Find out about the people behind Royal Voluntary Service in our series of guest stories from our volunteers, staff and partners.
Meet Carol from South Yorkshire who receives support from her local Good Neighbours companionship service. She tells us why the Winter months can be hard and why her volunteer brightens her day.
“I have had help from Royal Voluntary Service for over a year now and it has made an immense difference to my life. I had asked for help from other organisations and was either told that the services had stopped or received no reply. For an older person who lives alone and with illness, this was really not good.
“Just by chance, I came across my local services details and left a message. Much to my surprise, I got a call back very soon after from a very special, lovely bubbly lady who took my details and explained about what the organisation did.
“The same lady became a huge support to me by visiting once a week and helping me by becoming my friend, advising me and helping me with my weekly shop. I really look forward to her visists which always brighten me up. My volunteer is very caring, understanding, chatty and fun; a lifeline to someone who does not always see a lot of other people.
“The service is excellent and I would be lost without it. It means a great deal to me and lots of others. I would definitely recommend it to others.
“In the Winter months, I get more depressed and my pain increases with the cold, wet climate, as it does for many people. I find December particularly depressing when it’s dark at 4pm. One feels more isolated and alone.

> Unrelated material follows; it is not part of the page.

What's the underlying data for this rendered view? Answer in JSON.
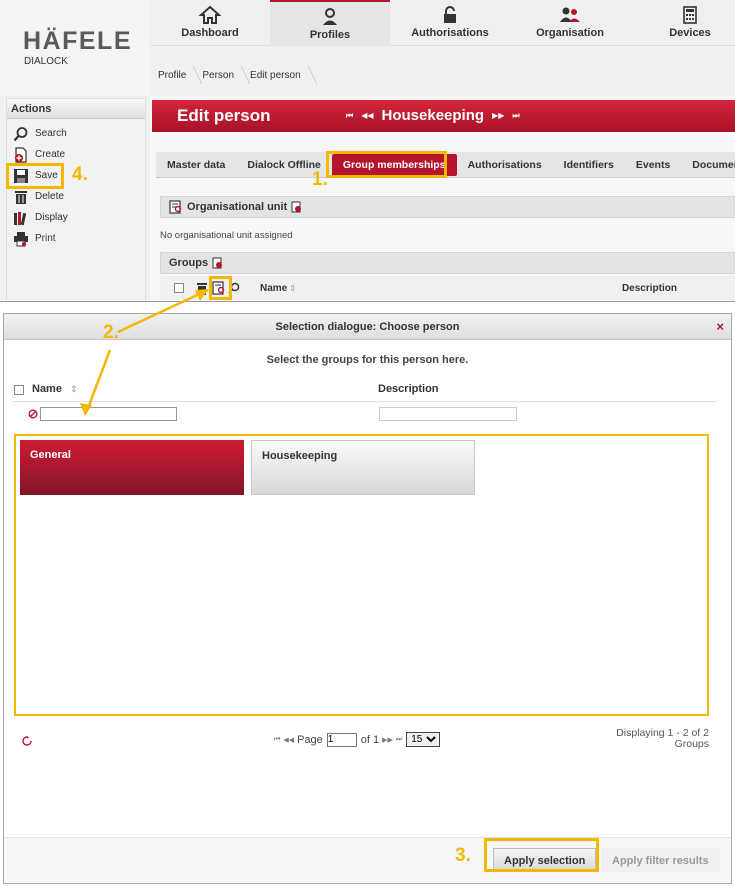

“People are busy with family plans or preparations and have less time to chat. It seems rubbish if you are on your own at Christmas; even the TV adverts have people gathered together or around a large table. People rush in from the cold so you see even less of others than normal. Getting around is also more difficult.
“I think if you’re on your own you are more vulnerable and feel less safe in a lot of situations today and even more so in Winter months when there are fewer people about. The evenings and nights seem darker somehow.
“The best thing about my volunteer and local service is that you have that friendship, support and kindness. It makes you feel more included in society. My faith in humanity has been restored.”
Royal Voluntary Service is part of the Met Office’s Get ready for Winter campaign. Read volunteer David's blog about what we can do to make winter a less lonely time for older people. Our network of volunteers help vulnerable older people like Carol to stay independent and connected throughout the year.
After recovering from a heart attack, Ian was ready to go home but his wife doesn’t drive and he wasn’t well enough to use public transport. He arranged a lift with the Royal Voluntary Service and got chatting to the volunteer driver from our transport scheme in Fife, one of many services across Great Britain which has benefitted from funds raised by players of People’s Postcode Lottery.
“I remember talking to the driver and thinking it must be nice to volunteer if you have time. I thought about it a bit more and then gave my local office a ring. I went down and had a chat; I went through all of the checks and then I started volunteering as part of the transport service. I signed up to be a driver. I’ve been a volunteer at Central and West Fife Transport Service for nearly three years now.”
The number of hours Ian spends volunteering vary from week to week, he often drives people to the shops, to hospital appointments or sometimes just to help them get out and above.
“The people I drive know me; I’ve built a relationship with them and sometimes they can be reluctant about meeting new people. I recently went to visit my Mum in Worcestershire for a week and the office had to arrange cover for me. I felt bad that I was letting people down and missing my regular shifts.”
One of Ian’s regulars is Joe Reid, a 73-year-old who started using the transport service nearly a year ago. Ian spends a couple of hours every week with Joe and the schedule rarely varies.
“Ian picks me up at 1pm on a Wednesday afternoon. We do my errands and then we go to the supermarket to do my weekly shop. My mobility isn’t good and Ian gets the electric trolley for me and helps me put all the shopping in. He knows what I want and always asks me for a list but I never bother. He keeps me right.”
Ian and Joe have become firm friends over the past year, and knowing that Joe would be on his own over Christmas, Ian invited him to sample some of his cooking.
“I really enjoy Joe’s company. He came and spent Christmas with us; he’s like one of the family now. He had a snooze in the armchair!”
Volunteering has made a big difference to Ian’s life.
“I have a deeper appreciation of older people and their problems now. It’s difficult for people to get from A to B, especially if they’re like Joe and have mobility problems or they live in a rural area. It’s really important to offer a service like the transport service.
“Volunteering has definitely made my life more interesting too I feel quite privileged that I am trusted to help, I think the Royal Voluntary Service badge shows that I’m trusted and respected and I get a lot of satisfaction from that.”
“Knowing that Ian is coming over puts my mind at ease. I know that he’ll help me and make sure I do everything I need to do. Before when I used to ask a neighbour, I was always wondering if they’d have time but I know now that Ian will keep me right.”
Find out more about volunteering in your area or make a donation to beat loneliness in older people.